ACTIVITY: Report every line of the records below that contains the word "columns".

Stored items from a collection:

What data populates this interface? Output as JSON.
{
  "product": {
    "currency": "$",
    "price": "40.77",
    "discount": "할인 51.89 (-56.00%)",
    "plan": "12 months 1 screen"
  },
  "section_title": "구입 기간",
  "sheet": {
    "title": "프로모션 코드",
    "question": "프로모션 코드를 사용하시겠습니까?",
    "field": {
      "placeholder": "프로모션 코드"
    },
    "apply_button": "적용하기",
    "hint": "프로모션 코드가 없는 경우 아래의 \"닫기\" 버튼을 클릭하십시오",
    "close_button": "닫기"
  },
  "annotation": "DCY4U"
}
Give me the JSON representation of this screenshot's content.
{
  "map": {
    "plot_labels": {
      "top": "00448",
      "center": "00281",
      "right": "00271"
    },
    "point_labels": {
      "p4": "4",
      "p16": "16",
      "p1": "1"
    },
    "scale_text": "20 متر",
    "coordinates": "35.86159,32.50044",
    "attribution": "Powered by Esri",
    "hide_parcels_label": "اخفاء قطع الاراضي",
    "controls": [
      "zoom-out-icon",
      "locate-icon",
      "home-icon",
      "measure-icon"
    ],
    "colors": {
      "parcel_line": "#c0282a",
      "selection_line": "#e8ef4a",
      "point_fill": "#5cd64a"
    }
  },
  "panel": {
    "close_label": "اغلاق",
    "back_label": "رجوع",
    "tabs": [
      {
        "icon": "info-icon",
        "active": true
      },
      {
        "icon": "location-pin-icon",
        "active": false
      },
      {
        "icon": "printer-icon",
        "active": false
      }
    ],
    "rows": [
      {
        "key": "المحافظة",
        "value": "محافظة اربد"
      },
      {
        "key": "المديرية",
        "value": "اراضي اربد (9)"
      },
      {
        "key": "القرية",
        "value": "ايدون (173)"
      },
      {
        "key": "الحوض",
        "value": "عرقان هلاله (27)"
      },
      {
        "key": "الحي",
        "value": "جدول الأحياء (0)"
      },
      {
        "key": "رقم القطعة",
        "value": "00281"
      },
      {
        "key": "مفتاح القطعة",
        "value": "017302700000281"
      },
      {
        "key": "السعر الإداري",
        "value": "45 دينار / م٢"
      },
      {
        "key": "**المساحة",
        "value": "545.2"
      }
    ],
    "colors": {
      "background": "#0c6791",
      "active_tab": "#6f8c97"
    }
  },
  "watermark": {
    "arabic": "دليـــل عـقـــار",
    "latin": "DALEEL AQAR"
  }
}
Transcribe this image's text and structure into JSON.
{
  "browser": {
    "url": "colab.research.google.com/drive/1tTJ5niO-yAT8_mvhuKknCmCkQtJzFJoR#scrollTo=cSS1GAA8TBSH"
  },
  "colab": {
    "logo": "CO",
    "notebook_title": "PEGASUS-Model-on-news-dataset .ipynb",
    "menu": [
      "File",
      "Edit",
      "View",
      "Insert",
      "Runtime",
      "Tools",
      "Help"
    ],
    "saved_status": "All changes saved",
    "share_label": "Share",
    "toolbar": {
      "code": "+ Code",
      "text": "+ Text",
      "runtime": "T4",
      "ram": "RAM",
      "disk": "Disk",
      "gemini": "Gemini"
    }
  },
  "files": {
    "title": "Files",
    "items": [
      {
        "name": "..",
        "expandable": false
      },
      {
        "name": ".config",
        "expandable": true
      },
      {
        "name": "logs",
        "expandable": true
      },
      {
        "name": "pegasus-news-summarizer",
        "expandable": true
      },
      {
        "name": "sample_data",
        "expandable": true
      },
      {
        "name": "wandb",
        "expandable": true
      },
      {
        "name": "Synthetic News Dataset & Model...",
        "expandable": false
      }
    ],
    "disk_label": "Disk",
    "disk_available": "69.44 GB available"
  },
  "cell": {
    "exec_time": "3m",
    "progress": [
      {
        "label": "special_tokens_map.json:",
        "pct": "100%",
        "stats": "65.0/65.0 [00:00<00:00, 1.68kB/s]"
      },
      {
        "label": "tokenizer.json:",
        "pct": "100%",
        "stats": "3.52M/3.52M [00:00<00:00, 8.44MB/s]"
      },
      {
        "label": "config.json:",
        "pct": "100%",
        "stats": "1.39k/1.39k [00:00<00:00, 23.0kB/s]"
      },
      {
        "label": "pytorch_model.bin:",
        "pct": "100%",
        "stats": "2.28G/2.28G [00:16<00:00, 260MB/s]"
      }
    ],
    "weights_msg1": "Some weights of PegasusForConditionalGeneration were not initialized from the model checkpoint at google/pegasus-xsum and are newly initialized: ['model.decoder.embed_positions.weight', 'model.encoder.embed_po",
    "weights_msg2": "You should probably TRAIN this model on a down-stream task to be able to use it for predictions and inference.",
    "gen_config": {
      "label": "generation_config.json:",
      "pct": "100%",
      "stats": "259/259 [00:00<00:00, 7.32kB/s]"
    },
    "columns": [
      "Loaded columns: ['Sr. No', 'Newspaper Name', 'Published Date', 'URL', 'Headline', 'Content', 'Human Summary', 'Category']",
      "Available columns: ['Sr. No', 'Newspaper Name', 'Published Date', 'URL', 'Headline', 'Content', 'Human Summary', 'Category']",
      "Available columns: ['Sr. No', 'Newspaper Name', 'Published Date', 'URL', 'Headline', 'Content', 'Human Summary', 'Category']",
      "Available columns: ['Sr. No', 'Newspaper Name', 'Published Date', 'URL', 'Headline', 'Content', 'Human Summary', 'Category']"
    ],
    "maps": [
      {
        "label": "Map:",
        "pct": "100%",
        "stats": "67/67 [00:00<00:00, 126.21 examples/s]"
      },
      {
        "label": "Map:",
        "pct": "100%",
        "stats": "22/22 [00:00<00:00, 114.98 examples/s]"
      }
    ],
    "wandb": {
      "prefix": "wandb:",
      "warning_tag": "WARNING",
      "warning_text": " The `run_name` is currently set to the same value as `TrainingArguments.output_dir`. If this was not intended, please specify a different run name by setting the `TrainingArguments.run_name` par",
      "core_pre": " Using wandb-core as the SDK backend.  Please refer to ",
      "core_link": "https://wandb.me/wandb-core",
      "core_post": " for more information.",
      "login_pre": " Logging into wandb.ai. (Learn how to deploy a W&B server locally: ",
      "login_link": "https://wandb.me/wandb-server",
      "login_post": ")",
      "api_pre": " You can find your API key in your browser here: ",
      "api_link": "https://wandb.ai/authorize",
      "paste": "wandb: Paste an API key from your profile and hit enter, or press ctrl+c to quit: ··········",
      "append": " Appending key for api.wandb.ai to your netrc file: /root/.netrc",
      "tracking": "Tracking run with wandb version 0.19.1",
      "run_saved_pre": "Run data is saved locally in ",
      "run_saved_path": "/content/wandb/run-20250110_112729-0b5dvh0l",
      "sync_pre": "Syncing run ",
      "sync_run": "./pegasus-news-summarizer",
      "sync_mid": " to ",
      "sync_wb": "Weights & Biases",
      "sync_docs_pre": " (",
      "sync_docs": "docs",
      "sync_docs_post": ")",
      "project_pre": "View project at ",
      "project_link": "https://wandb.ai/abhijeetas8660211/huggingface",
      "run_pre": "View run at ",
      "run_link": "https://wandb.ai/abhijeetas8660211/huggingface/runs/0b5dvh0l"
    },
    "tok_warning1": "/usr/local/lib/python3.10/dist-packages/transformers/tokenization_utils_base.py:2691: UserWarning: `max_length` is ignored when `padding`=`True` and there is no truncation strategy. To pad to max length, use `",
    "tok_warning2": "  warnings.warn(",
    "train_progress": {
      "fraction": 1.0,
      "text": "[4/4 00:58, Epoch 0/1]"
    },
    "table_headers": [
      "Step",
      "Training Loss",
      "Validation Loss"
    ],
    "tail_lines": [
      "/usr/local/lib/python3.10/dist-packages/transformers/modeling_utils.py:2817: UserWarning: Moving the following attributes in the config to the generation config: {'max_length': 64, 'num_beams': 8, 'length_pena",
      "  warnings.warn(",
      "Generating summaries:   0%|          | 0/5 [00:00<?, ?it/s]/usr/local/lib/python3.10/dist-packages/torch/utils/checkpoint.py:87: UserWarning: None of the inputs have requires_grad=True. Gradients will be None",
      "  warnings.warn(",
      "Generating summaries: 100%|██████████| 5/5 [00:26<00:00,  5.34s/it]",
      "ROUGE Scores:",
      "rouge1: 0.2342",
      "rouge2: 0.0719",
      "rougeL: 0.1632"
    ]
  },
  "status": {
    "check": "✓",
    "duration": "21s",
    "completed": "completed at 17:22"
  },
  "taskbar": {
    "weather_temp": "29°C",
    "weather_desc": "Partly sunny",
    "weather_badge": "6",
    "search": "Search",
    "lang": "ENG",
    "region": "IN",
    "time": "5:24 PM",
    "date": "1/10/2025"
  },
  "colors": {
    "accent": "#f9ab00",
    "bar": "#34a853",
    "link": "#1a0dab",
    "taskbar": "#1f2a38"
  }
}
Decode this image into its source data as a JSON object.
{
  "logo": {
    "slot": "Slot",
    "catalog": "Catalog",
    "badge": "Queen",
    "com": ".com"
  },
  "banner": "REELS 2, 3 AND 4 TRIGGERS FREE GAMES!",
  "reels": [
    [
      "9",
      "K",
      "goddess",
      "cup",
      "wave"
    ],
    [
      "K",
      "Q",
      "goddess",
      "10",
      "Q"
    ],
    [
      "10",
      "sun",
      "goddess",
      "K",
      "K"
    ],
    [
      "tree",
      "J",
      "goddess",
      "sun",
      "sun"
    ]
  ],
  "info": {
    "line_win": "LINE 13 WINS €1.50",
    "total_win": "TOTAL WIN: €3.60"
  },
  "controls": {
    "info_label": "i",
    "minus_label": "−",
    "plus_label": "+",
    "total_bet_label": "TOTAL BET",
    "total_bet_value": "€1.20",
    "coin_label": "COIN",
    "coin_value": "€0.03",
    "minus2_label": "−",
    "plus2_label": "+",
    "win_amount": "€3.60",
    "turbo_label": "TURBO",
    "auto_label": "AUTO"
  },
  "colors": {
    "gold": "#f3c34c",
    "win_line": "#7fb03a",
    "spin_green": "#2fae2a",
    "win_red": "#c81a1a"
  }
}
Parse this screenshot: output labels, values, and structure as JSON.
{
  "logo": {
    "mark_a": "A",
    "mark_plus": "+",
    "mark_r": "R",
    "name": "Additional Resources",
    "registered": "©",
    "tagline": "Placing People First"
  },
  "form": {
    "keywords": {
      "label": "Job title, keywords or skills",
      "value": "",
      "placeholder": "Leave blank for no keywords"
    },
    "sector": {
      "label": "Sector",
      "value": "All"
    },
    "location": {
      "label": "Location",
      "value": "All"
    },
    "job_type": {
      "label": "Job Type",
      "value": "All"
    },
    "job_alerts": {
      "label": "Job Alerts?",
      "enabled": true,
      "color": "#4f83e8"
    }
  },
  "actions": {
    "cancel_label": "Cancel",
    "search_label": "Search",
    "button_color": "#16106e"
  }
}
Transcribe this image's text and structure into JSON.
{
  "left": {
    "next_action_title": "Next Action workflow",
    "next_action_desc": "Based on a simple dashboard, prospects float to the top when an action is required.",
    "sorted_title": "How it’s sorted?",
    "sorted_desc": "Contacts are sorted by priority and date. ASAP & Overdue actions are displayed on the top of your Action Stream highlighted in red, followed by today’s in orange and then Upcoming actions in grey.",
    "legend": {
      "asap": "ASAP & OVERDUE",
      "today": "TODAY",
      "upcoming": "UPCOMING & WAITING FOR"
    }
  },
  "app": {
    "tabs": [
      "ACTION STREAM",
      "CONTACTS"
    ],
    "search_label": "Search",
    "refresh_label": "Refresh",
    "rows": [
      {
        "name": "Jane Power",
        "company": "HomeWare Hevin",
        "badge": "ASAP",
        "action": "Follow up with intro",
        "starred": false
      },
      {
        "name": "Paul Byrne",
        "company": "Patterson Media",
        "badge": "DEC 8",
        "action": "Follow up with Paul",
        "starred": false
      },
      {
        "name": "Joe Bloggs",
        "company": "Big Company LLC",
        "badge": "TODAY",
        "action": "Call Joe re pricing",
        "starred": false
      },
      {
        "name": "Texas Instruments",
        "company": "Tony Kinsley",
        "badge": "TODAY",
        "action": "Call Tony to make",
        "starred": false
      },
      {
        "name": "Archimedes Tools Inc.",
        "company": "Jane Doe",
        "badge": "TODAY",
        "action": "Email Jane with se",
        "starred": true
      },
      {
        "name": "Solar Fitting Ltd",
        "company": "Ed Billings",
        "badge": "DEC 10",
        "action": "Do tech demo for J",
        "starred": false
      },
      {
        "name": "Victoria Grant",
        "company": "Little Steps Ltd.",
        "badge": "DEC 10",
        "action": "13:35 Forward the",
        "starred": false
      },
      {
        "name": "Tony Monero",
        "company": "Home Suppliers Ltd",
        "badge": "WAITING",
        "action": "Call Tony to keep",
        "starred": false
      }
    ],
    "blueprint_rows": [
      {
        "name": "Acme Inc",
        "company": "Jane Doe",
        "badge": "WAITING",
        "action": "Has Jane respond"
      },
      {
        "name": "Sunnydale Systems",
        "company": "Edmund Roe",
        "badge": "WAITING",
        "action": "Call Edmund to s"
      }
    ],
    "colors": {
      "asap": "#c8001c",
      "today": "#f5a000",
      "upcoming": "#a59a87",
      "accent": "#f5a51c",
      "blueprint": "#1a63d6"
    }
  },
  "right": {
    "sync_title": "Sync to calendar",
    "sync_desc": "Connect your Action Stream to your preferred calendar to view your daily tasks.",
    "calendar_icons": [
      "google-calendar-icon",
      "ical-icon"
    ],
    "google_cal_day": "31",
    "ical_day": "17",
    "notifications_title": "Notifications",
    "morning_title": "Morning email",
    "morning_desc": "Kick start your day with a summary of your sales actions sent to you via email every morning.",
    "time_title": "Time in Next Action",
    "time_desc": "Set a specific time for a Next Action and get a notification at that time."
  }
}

EXERCISE ANSWER:
    "columns": [
      "Loaded columns: ['Sr. No', 'Newspaper Name', 'Published Date', 'URL', 'Headline', 'Content', 'Human Summary', 'Category']",
      "Available columns: ['Sr. No', 'Newspaper Name', 'Published Date', 'URL', 'Headline', 'Content', 'Human Summary', 'Category']",
      "Available columns: ['Sr. No', 'Newspaper Name', 'Published Date', 'URL', 'Headline', 'Content', 'Human Summary', 'Category']",
      "Available columns: ['Sr. No', 'Newspaper Name', 'Published Date', 'URL', 'Headline', 'Content', 'Human Summary', 'Category']"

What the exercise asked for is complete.